Those artifacts remained in the school buildings until the 21st century when new school buildings were built and old ones demolished or sold.
According to retired staff member Don Moore, who spoke during the ceremony, it was suggested by an alumni of the 1957 class that the old Washington Middle School be refurbished into a senior housing facility. The school board at that time adopted the plan, and the building was sold for that purpose.
Moore explained a back-and-forth, complicated communication process with the new owners, school administrators, maintenance personnel, school board, etc. that occurred pertaining to what would happen to the many artifacts and statues the building contained. Some were stored in an empty, unused classroom in the old building, others were left in the empty old counselor’s office, while others were moved to the current central office.
In the end, Columbus Salvage ended up taking some items on consignment, according to Moore. Those items included the Elgins, which had hung in the old school library, as well as large statues.
Another statue, Winged Victory, was supposed to have been dismantled for safe storage, but had been given to a Columbus art dealer by the building’s new owner. The statue was finally able to be returned to the district and was locked away in the superintendent’s office. It had been suggested to place Winged Victory in the Temple Street auditorium lobby, but that location was deemed prohibited by the fire code.
Patton explained the current administration, school officials and majority of the school board (except for one member) are all different than when the old middle school was sold, and they wanted to help right the wrongs that were done.
They were able to determine Columbus Salvage still had two statues (Thalia and King Arthur) and 12 of the Elgins. The other statues had already been sold “to a good home,” according to Patton.
The statues were able to be reclaimed with the company only charging travel and storage fees rather than what they had the artifacts marked for sale as.
“Then we continued to raise money in order to be able to refurbish them,” said Patton.

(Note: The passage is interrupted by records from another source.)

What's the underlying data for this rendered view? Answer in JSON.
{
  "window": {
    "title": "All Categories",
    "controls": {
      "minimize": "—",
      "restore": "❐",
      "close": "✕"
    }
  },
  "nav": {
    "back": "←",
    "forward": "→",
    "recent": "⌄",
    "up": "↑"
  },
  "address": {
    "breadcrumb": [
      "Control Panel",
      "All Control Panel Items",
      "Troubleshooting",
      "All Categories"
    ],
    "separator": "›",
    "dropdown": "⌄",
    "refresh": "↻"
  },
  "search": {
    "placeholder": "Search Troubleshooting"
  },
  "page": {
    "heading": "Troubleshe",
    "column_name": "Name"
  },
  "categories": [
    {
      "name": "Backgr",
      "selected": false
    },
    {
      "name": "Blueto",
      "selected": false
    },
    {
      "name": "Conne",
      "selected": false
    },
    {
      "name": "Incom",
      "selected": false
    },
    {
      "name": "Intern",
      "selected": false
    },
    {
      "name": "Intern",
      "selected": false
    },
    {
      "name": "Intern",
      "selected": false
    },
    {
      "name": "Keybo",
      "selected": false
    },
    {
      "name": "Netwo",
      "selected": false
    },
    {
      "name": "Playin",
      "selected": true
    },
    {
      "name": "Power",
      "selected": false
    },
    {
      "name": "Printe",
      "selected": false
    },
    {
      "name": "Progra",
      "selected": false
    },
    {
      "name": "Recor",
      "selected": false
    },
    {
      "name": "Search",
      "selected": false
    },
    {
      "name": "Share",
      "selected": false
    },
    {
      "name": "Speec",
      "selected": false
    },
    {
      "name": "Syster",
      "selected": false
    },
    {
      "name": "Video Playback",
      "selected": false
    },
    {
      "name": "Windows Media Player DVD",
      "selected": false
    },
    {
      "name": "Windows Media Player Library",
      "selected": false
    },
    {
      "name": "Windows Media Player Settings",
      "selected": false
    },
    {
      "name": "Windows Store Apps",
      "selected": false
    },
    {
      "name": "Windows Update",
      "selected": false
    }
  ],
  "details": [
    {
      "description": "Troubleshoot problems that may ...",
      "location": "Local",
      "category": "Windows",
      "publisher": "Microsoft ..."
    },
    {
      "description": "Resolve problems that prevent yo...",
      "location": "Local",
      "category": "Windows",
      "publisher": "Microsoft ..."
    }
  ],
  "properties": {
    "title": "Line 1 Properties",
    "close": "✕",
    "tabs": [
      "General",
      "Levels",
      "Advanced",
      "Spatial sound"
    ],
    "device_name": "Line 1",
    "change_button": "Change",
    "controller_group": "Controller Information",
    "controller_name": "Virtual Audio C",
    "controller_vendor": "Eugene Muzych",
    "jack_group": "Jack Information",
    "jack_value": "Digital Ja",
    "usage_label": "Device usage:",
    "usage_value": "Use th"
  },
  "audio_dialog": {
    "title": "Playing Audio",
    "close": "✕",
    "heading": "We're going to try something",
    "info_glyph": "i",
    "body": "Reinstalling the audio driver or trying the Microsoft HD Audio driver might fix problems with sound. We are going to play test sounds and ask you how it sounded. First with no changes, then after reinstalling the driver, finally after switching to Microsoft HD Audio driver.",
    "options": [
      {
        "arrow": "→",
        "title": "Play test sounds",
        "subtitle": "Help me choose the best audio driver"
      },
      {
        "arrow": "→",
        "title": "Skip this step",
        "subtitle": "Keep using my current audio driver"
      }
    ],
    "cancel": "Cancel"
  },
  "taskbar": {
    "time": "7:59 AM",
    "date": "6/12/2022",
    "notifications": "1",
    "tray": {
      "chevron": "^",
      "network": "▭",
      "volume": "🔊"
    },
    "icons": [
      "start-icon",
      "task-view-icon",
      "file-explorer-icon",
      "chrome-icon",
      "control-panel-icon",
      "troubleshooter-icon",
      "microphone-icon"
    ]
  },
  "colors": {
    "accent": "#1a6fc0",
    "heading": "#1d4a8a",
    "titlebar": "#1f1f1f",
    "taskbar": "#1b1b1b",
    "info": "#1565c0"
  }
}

David Terry Fine Art team from Columbus was the company that estimated the costs and refurbished all three statues that have since been placed into the Washington High and Middle School campus.
The team not only refurbished the statues but remade parts of the statues that had been missing for a long time — including King Arthur’s shield, sword and part of his arm, and Thalia’s arm and drumstick.
Winged Victory had a new box to be placed on which was built by current maintenance staff member Mike Skaggs.
At this time, both Thalia and King Arthur are located in Liberty Hall while Winged Victory stands tall in the rotunda of the WHS.
“We did a lot of great things because of you (who donated and started the initiative), but —like they’ve said— we have a long way to go,” said Patton.
Those who would like to donate to further historic preservation efforts can do so by donating to the HAP fund.
Donations can be made via www.wchcs.org/HistoricAssetPreservation.aspx or also by cash or check, written to Washington Court House City Schools, annotated “HAP Fund” with class year, if applicable, and delivered in person or mailed to 306 Highland Ave., Washington Court House, Ohio 43160.
The Class of 1964 has donated enough to choose the next statue to be refurbished.
For more information, please call 740-335-6620, extension 5027.
Reach journalist Jennifer Woods at 740-313-0355.